Description of the task: Copy out every line of the data that has the word "청소년지도사" somewhere in it.
### Dataset records ###
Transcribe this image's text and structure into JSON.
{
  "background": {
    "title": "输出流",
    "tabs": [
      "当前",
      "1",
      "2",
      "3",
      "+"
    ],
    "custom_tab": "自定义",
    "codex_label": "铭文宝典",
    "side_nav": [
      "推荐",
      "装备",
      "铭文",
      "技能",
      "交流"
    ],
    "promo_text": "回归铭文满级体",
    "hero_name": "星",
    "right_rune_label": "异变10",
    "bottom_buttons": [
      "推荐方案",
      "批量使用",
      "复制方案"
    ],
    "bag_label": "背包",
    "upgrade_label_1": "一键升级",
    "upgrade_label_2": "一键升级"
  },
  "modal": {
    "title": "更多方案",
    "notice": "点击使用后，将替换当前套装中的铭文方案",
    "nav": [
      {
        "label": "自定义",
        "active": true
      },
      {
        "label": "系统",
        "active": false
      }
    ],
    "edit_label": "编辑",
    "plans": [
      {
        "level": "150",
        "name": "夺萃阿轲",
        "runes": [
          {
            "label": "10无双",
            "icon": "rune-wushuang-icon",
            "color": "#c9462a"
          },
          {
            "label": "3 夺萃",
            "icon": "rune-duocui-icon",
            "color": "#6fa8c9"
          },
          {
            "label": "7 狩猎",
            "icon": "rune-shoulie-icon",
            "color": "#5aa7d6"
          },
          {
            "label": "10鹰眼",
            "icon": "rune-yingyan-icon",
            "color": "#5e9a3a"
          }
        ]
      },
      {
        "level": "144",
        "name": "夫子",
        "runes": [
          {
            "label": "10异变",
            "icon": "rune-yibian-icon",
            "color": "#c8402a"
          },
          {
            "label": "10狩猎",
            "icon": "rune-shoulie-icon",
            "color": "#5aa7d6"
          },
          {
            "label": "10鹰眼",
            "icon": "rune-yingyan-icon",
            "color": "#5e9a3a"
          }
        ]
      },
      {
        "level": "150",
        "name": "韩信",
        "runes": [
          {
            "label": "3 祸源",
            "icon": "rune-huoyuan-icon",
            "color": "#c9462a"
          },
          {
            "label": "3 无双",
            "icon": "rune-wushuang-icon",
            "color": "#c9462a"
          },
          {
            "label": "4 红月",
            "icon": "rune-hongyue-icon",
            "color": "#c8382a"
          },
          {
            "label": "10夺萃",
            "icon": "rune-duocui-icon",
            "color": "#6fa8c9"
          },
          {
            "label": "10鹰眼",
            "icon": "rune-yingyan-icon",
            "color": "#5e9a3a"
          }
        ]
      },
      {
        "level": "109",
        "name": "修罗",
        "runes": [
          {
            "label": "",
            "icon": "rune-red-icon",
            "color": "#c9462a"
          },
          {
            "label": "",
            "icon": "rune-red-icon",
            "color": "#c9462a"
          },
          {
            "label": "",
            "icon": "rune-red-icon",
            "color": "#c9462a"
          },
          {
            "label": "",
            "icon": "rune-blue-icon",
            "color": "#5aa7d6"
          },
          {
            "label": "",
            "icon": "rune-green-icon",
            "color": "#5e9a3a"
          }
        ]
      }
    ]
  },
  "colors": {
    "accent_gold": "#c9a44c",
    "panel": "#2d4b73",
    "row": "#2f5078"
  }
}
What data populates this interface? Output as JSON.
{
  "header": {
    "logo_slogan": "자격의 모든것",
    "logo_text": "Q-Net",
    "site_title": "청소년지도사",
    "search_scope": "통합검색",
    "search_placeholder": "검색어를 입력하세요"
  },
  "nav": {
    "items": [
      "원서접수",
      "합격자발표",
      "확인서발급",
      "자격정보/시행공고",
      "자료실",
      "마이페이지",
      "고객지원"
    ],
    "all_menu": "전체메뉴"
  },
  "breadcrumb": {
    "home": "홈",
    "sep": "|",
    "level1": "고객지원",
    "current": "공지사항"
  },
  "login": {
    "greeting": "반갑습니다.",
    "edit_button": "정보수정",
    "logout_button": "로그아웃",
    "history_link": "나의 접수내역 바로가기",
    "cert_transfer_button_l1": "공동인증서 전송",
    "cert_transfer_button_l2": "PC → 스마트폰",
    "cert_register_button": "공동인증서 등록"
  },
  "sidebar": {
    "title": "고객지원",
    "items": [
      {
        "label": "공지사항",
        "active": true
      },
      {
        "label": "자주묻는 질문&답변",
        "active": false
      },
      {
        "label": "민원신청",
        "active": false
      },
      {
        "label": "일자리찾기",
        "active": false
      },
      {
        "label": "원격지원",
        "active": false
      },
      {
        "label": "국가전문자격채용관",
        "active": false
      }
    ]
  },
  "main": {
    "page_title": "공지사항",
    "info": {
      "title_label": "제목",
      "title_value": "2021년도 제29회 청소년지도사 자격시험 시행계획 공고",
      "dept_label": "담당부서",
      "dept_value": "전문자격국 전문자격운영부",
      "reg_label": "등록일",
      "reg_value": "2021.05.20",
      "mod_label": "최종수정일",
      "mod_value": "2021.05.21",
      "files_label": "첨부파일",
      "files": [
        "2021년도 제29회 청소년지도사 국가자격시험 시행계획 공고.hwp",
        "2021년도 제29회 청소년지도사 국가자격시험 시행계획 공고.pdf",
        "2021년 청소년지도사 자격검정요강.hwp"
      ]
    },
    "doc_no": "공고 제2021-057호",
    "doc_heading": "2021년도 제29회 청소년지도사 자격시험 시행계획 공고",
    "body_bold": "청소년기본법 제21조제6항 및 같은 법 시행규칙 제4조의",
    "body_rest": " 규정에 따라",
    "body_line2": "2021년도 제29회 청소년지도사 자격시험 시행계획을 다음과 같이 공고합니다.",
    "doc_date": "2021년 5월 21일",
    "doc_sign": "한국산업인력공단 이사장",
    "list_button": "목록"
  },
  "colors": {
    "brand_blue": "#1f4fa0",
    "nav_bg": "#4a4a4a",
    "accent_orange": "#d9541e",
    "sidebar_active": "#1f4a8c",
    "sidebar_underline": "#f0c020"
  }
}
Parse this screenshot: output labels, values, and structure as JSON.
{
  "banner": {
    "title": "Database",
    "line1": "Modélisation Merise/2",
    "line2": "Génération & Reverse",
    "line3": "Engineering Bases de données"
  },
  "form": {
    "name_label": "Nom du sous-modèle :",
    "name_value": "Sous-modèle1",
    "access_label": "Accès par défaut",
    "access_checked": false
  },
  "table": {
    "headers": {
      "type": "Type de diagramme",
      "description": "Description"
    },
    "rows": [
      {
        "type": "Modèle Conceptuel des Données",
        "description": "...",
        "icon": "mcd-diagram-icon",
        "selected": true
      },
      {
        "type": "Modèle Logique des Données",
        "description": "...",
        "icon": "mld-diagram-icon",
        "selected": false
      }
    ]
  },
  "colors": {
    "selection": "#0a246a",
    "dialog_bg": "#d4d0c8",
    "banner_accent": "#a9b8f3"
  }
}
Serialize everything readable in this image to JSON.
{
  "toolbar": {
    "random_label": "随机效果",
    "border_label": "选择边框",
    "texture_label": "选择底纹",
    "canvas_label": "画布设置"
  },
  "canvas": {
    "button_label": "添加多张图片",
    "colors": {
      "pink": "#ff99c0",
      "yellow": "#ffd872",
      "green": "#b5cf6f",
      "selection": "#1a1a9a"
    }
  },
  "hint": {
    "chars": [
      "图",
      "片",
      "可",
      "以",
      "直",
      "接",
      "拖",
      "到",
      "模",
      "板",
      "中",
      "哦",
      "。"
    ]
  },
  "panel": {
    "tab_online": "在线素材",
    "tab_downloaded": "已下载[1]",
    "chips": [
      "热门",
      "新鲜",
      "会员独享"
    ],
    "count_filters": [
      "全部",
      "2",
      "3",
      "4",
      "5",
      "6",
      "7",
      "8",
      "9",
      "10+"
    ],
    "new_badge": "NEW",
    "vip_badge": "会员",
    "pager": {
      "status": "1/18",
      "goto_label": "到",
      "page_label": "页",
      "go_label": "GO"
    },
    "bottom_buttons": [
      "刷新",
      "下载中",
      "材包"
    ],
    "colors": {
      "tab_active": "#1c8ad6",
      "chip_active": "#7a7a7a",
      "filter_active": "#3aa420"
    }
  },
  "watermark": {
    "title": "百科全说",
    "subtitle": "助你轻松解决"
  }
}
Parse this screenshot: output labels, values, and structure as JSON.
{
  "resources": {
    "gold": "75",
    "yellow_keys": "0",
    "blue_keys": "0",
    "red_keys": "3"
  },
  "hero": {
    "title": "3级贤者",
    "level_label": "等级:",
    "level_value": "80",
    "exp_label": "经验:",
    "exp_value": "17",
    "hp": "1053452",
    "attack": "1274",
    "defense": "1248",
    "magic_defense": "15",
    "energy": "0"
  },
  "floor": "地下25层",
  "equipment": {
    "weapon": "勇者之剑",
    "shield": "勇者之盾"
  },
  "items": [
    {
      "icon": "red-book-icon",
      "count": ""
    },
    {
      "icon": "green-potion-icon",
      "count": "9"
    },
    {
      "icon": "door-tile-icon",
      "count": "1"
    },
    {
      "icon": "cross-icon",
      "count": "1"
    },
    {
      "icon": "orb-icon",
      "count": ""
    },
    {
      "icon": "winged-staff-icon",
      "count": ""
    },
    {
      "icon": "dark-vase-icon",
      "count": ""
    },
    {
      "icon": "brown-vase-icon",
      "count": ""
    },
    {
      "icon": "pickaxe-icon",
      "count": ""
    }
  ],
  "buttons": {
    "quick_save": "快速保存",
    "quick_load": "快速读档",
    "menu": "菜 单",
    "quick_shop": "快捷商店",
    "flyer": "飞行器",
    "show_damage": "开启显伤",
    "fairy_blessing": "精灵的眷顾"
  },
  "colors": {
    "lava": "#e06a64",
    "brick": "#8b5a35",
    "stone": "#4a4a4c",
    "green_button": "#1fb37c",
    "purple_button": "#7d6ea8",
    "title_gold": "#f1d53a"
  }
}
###
Solution below:
    "site_title": "청소년지도사",
      "title_value": "2021년도 제29회 청소년지도사 자격시험 시행계획 공고",
        "2021년도 제29회 청소년지도사 국가자격시험 시행계획 공고.hwp",
        "2021년도 제29회 청소년지도사 국가자격시험 시행계획 공고.pdf",
        "2021년 청소년지도사 자격검정요강.hwp"
    "doc_heading": "2021년도 제29회 청소년지도사 자격시험 시행계획 공고",
    "body_line2": "2021년도 제29회 청소년지도사 자격시험 시행계획을 다음과 같이 공고합니다.",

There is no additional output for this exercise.